Since rats can thrive on our food and in our environments, they tend to go where we do. For us to eradicate them, we might need to made conditions extremely unhealthy for ourselves as well. It is best then to find ways to live with them.
Rats are thought to have become linked with our kind thousands of years ago when we first began to store and transport food. Their involvement with us had aspects of both boon and bane. Rodent infested granaries may have led to our first domesticated relations with cats and dogs, the felines and canines initially attracted by large numbers of easy prey.
Rats are sometimes treated as pets, can be taught to do tricks in carnivals, help provide other entertainment, such as betting on which dogs are the best ratters, aid in medical and psychological research, are eaten in certain cultures as a delicacy considered as delicious as fried chicken, can be educated to do better than other critters at clearing minefields, make an excellent diet for pet ball pythons, can also sniff samples to detect tuberculosis far more efficiently than humans can check for the disease, can carry messages in wartime or even lifesaving food and drink to people caught underground, show empathy and so help one another out, provide essential nutrition for many other species, are easy maintenance service animals for disabled kids, can aid people with the wiring of buildings for internet access, and are more efficient helpers than dogs for sniffing out gunshot residue when this skill is required for police work.
On the other hand, rats today still definitely have their downsides. They may have an unjustified bad rap as the main plague carriers. However, they do spread deadly diseases to our species, for example, viral hemorrhagic fever, Weil's disease, and Q fever.
Rats are destructive and do a lot of damage. They eat vast quantities of otherwise human food stocks. They also create a lot of wear and tear on our structures, including making holes in walls, siding, foundations, and floors, gnawing through electrical insulation, etc. Their droppings and urine smell. They endanger pets. They may eat bulbs and other vegetable matter in our gardens and dig tunnels in our yards. A rat infestation in a home can cost hundreds of dollars for eradication, cleaning, and repairs. They sometimes bite humans, even babies who cannot escape from their sinister attentions.

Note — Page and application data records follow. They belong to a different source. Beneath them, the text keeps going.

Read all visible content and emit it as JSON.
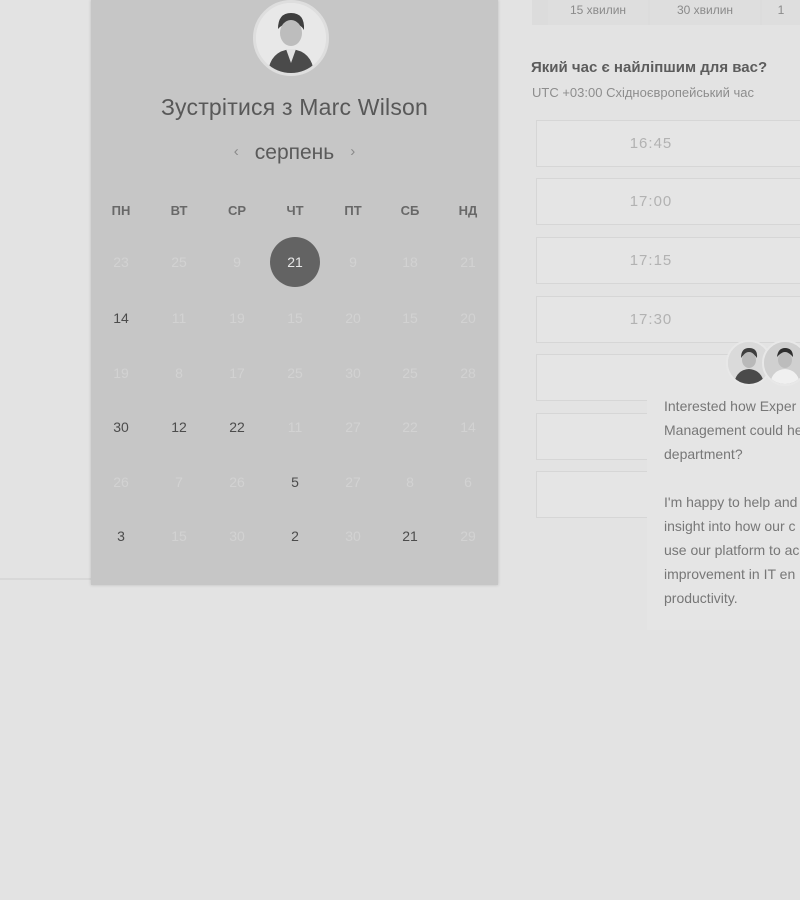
{
  "scheduler": {
    "title": "Зустрітися з Marc Wilson",
    "month": "серпень",
    "prev_icon": "chevron-left-icon",
    "next_icon": "chevron-right-icon",
    "weekdays": [
      "ПН",
      "ВТ",
      "СР",
      "ЧТ",
      "ПТ",
      "СБ",
      "НД"
    ],
    "weeks": [
      [
        {
          "d": "23",
          "available": false
        },
        {
          "d": "25",
          "available": false
        },
        {
          "d": "9",
          "available": false
        },
        {
          "d": "21",
          "available": true,
          "selected": true
        },
        {
          "d": "9",
          "available": false
        },
        {
          "d": "18",
          "available": false
        },
        {
          "d": "21",
          "available": false
        }
      ],
      [
        {
          "d": "14",
          "available": true
        },
        {
          "d": "11",
          "available": false
        },
        {
          "d": "19",
          "available": false
        },
        {
          "d": "15",
          "available": false
        },
        {
          "d": "20",
          "available": false
        },
        {
          "d": "15",
          "available": false
        },
        {
          "d": "20",
          "available": false
        }
      ],
      [
        {
          "d": "19",
          "available": false
        },
        {
          "d": "8",
          "available": false
        },
        {
          "d": "17",
          "available": false
        },
        {
          "d": "25",
          "available": false
        },
        {
          "d": "30",
          "available": false
        },
        {
          "d": "25",
          "available": false
        },
        {
          "d": "28",
          "available": false
        }
      ],
      [
        {
          "d": "30",
          "available": true
        },
        {
          "d": "12",
          "available": true
        },
        {
          "d": "22",
          "available": true
        },
        {
          "d": "11",
          "available": false
        },
        {
          "d": "27",
          "available": false
        },
        {
          "d": "22",
          "available": false
        },
        {
          "d": "14",
          "available": false
        }
      ],
      [
        {
          "d": "26",
          "available": false
        },
        {
          "d": "7",
          "available": false
        },
        {
          "d": "26",
          "available": false
        },
        {
          "d": "5",
          "available": true
        },
        {
          "d": "27",
          "available": false
        },
        {
          "d": "8",
          "available": false
        },
        {
          "d": "6",
          "available": false
        }
      ],
      [
        {
          "d": "3",
          "available": true
        },
        {
          "d": "15",
          "available": false
        },
        {
          "d": "30",
          "available": false
        },
        {
          "d": "2",
          "available": true
        },
        {
          "d": "30",
          "available": false
        },
        {
          "d": "21",
          "available": true
        },
        {
          "d": "29",
          "available": false
        }
      ]
    ]
  },
  "durations": [
    "15 хвилин",
    "30 хвилин",
    "1"
  ],
  "time_question": "Який час є найліпшим для вас?",
  "timezone_label": "UTC +03:00 Східноєвропейський час",
  "time_slots": [
    "16:45",
    "17:00",
    "17:15",
    "17:30",
    "",
    "",
    ""
  ],
  "chat": {
    "message": "Interested how Exper\nManagement could he\ndepartment?\n\nI'm happy to help and\ninsight into how our c\nuse our platform to ac\nimprovement in IT en\nproductivity."
  },
  "colors": {
    "card_bg": "#c6c6c6",
    "selected_day": "#636363",
    "page_bg": "#e3e3e3"
  }
}
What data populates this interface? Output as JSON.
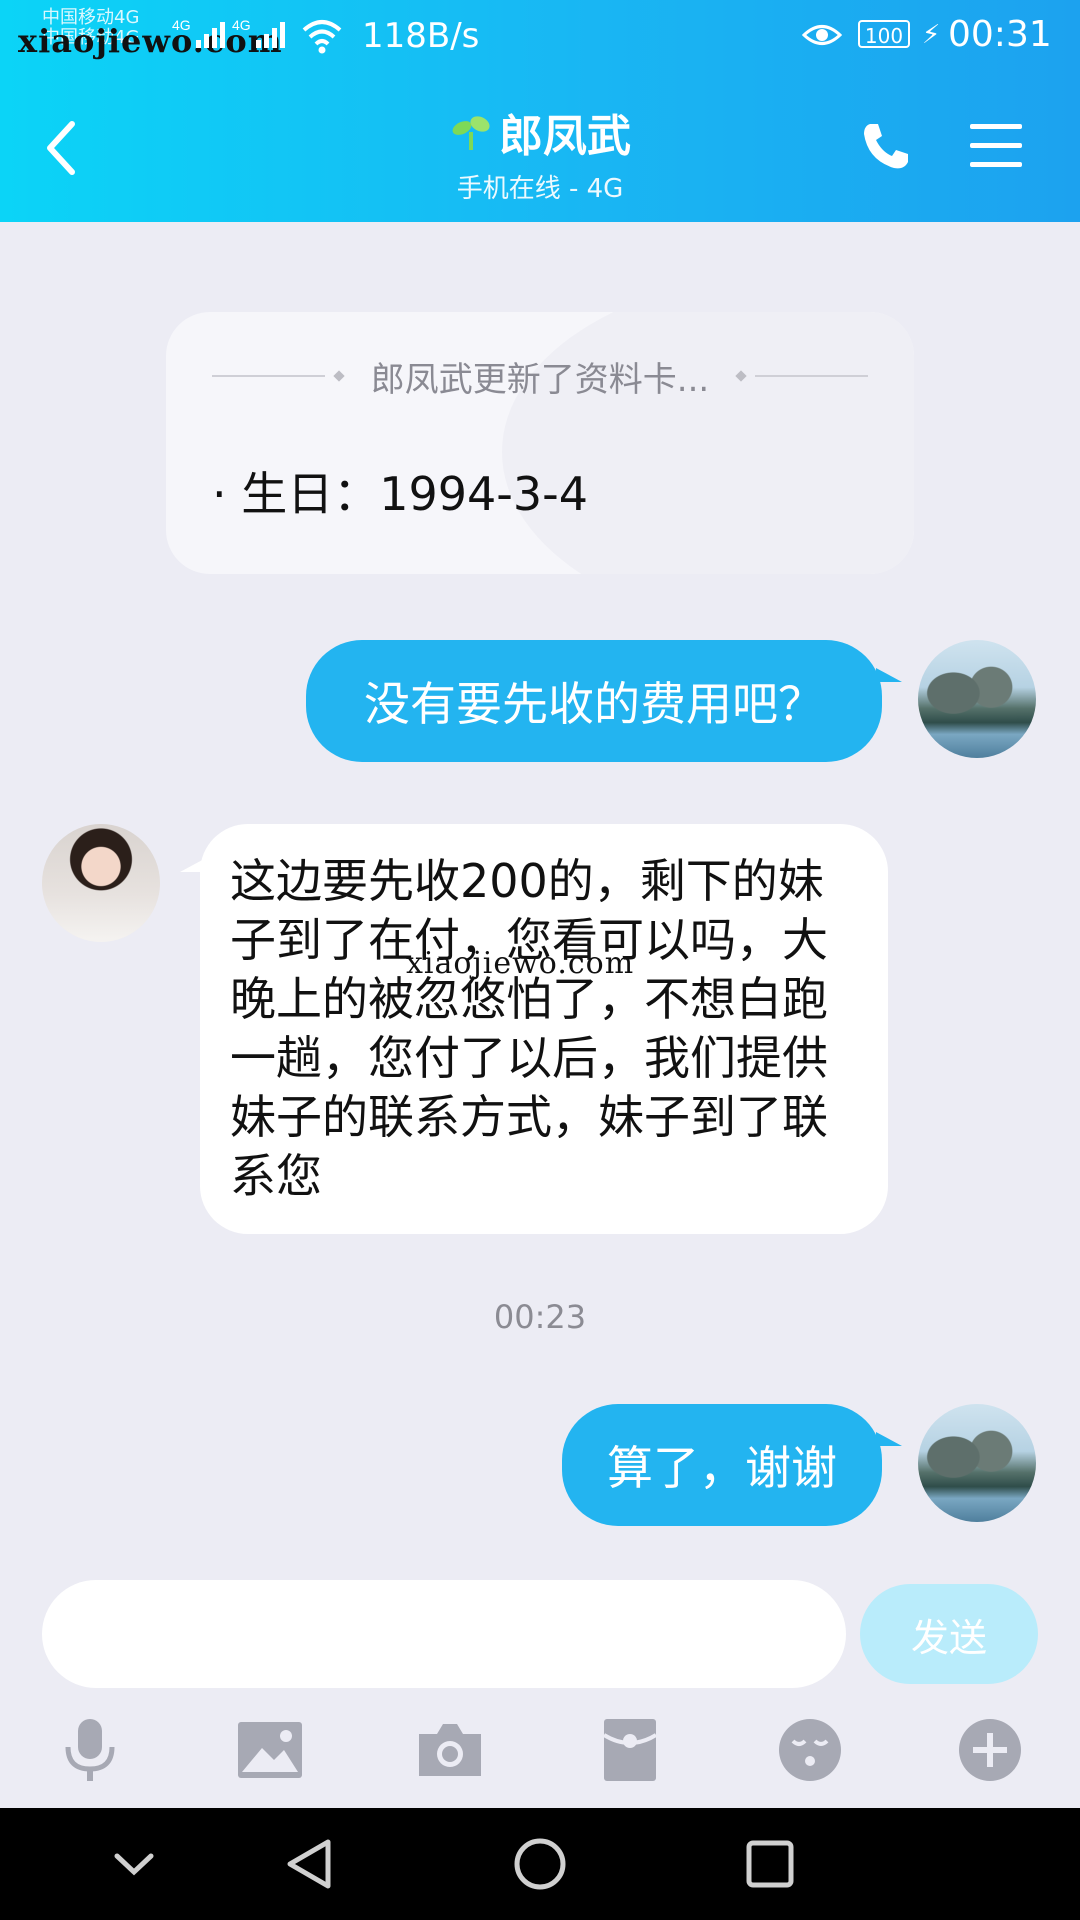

Reproducing faster and being more biologically adaptable than humans, though, rats may be around long after we have departed the scene. If at a point in the future we become extinct, rats, already social, cooperative, and clever, may in one form or another be there to take up the slack. Just as we evidently developed from little vole- or rat-like insectivores that were around in the waning days of the dinosaurs, over millions of generations a species of rodent alive today may evolve that is more intelligent, larger, and has a greater life expectancy than current forms. It could be a good candidate for the next type of mammal to dominate the planet.